IN RE: Frederick H. BANKS, Petitioner
Petitioner Frederick Banks is currently awaiting trial in the United States District Court for the Western District of Pennsylvania on charges of interstate stalking, 18 U.S.C. § 2261(a)(2), aggravated identity theft, § 1028A(a)(1), making false statements, § 1001(a)(3), and wire fraud, § 1343. In an order entered December 12, 2017, the District Court determined, inter alia, that Banks is competent to stand trial, but incompetent to represent himself. Banks filed a petition for writ of mandamus pursuant to 28 U.S.C. § 1651, seeking an order directing the District Court to allow him to represent himself at trial, and to appoint standby counsel. For the following reasons, we will deny the mandamus petition.
Traditionally, use of the writ is appropriate “to confine an inferior court to a lawful exercise of its prescribed jurisdiction or to compel it to exercise its authority when it is its duty to do so.” Roche v. Evaporated Milk Ass’n, 319 U.S. 21, 26, 63 S.Ct. 938, 87 L.Ed. 1185 (1943). Banks alleges that the District Court did not lawfully exercise its jurisdiction in denying his right to self-representation. However, the remedy of mandamus is “a drastic one, to be invoked only in extraordinary situations.” United States v. Santtini, 963 F.2d 585, 593 (3d Cir. 1992). To justify the use of this extraordinary remedy, Banks must show both a clear and indisputable right to the writ and that he has no other adequate means to obtain the relief desired. See Haines v. Liggett Grp. Inc., 975 F.2d 81, 89 (3d Cir. 1992). Because Banks can raise the issue in a direct criminal appeal should he be convicted, he has not shown that he has no other alternative means of relief.

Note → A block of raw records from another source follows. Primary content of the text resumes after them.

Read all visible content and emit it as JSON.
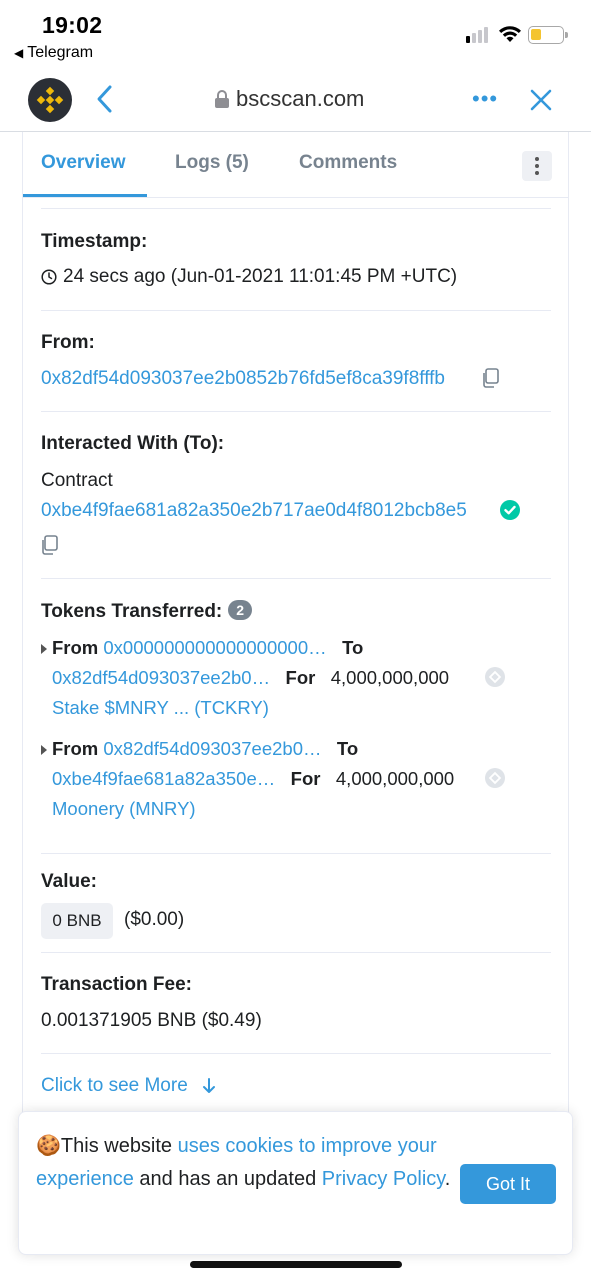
{
  "status_bar": {
    "time": "19:02",
    "back_app": "Telegram"
  },
  "browser": {
    "url": "bscscan.com",
    "more": "•••"
  },
  "tabs": [
    {
      "label": "Overview",
      "active": true
    },
    {
      "label": "Logs (5)",
      "active": false
    },
    {
      "label": "Comments",
      "active": false
    }
  ],
  "timestamp": {
    "label": "Timestamp:",
    "value": "24 secs ago (Jun-01-2021 11:01:45 PM +UTC)"
  },
  "from": {
    "label": "From:",
    "address": "0x82df54d093037ee2b0852b76fd5ef8ca39f8fffb"
  },
  "to": {
    "label": "Interacted With (To):",
    "prefix": "Contract",
    "address": "0xbe4f9fae681a82a350e2b717ae0d4f8012bcb8e5"
  },
  "tokens": {
    "label": "Tokens Transferred:",
    "count": "2",
    "from_word": "From",
    "to_word": "To",
    "for_word": "For",
    "transfers": [
      {
        "from": "0x000000000000000000…",
        "to": "0x82df54d093037ee2b0…",
        "amount": "4,000,000,000",
        "token": "Stake $MNRY ... (TCKRY)"
      },
      {
        "from": "0x82df54d093037ee2b0…",
        "to": "0xbe4f9fae681a82a350e…",
        "amount": "4,000,000,000",
        "token": "Moonery (MNRY)"
      }
    ]
  },
  "value": {
    "label": "Value:",
    "amount": "0 BNB",
    "usd": "($0.00)"
  },
  "fee": {
    "label": "Transaction Fee:",
    "value": "0.001371905 BNB ($0.49)"
  },
  "more_link": "Click to see More",
  "cookie": {
    "emoji": "🍪",
    "text1": "This website ",
    "link1": "uses cookies to improve your experience",
    "text2": " and has an updated ",
    "link2": "Privacy Policy",
    "text3": ".",
    "button": "Got It"
  },
  "colors": {
    "link": "#3498db",
    "success": "#00c9a7",
    "badge": "#77838f"
  }
}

See United States v. Peppers, 302 F.3d 120, 127-37 (3d Cir. 2002) (reviewing the issue after conviction); Flanagan v. United States, 465 U.S. 259, 267-68, 104 S.Ct. 1051, 79 L.Ed.2d 288 (1984) (“post-conviction review of a disqualification order is fully effective to the extent that the asserted right to counsel of one’s choice is like, for example, the Sixth Amendment right to represent oneself”); cf. United States v. Gooch, 850 F.3d 285, 290 (6th Cir. 2017) (“[t]he district court did not deny defendant the right to counsel by allowing him to self-represent”); see also McKaskle v. Wiggins, 465 U.S. 168, 177 n.8, 104 S.Ct. 944, 79 L.Ed.2d 122 (1984) (holding that the denial of the right to self-representation “is not amenable to ‘harmless error’ analysis”).
Accordingly, we will deny the petition for writ of mandamus.1
1. Banks’ motion filed with this Court on February 20, 2018, is denied. To the extent he seeks an order directing the District Court to appoint counsel, the motion is moot as the District Court has appointed new counsel. Banks’ challenge to the District Court’s determination that the period of delay stemming from this mandamus petition is excludable under the Speedy Trial Act should be raised, if necessary, in a motion to dismiss pursuant to 18 U.S.C. § 3162(a)(2). See Zedner v. United States, 547 U.S. 489, 506-07, 126 S.Ct. 1976, 164 L.Ed.2d 749 (2006). Banks’ emergency motion filed on March 21, 2019, is denied as unnecessary to the extent that it seeks expedited consideration of this mandamus petition. It is granted to the extent that it seeks judicial notice of a state court order granting Banks’ right to self-representation on appeal. The “Motion to Disclose FISA Electronic Surveillance” is denied; to the extent that the motion seeks mandamus relief, Banks has not shown a clear and indisputable right to the writ. Finally, in an effort to clear up any confusion in the District Court, we note that there are no further matters pending in this Court regarding Banks’ competency either to stand trial or to represent himself at trial. 3